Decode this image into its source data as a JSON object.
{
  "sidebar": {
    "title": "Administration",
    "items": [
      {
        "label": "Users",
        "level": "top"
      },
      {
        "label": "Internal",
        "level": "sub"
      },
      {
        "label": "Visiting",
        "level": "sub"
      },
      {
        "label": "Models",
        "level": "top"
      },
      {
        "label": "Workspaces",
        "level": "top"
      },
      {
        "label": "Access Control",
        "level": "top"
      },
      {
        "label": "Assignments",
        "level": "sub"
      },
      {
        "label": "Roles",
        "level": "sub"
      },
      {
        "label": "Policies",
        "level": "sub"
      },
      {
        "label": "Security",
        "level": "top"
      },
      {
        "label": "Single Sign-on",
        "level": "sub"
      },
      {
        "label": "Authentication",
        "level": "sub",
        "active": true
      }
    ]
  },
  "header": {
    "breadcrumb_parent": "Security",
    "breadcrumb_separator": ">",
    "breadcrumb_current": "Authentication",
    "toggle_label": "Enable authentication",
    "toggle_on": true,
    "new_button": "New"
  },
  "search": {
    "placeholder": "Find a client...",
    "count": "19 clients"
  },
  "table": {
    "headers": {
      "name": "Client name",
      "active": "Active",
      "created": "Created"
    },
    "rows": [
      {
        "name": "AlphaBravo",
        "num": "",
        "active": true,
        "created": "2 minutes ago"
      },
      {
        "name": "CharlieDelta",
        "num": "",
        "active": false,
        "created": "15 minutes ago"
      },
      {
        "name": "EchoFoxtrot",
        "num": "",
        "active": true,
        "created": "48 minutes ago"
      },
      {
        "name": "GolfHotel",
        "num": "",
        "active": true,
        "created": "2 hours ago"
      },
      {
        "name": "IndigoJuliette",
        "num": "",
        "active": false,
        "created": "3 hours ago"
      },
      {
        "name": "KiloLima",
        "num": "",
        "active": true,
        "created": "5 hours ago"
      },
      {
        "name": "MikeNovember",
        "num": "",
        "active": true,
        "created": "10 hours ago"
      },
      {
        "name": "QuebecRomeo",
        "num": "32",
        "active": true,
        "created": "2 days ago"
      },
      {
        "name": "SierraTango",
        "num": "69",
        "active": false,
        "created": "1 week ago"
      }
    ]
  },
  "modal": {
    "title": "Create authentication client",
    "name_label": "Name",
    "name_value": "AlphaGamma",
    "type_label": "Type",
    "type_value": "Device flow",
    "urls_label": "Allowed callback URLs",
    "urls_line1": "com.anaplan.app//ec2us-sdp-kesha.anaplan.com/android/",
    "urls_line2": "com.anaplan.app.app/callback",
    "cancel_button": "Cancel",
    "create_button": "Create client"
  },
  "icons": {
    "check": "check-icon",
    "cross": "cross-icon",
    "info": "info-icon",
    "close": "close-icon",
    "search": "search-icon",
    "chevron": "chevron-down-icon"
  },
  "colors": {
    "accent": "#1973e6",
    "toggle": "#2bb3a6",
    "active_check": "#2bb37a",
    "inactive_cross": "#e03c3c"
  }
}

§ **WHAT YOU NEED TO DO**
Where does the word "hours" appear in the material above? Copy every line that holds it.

§ **RESULT**
        "created": "2 hours ago"
        "created": "3 hours ago"
        "created": "5 hours ago"
        "created": "10 hours ago"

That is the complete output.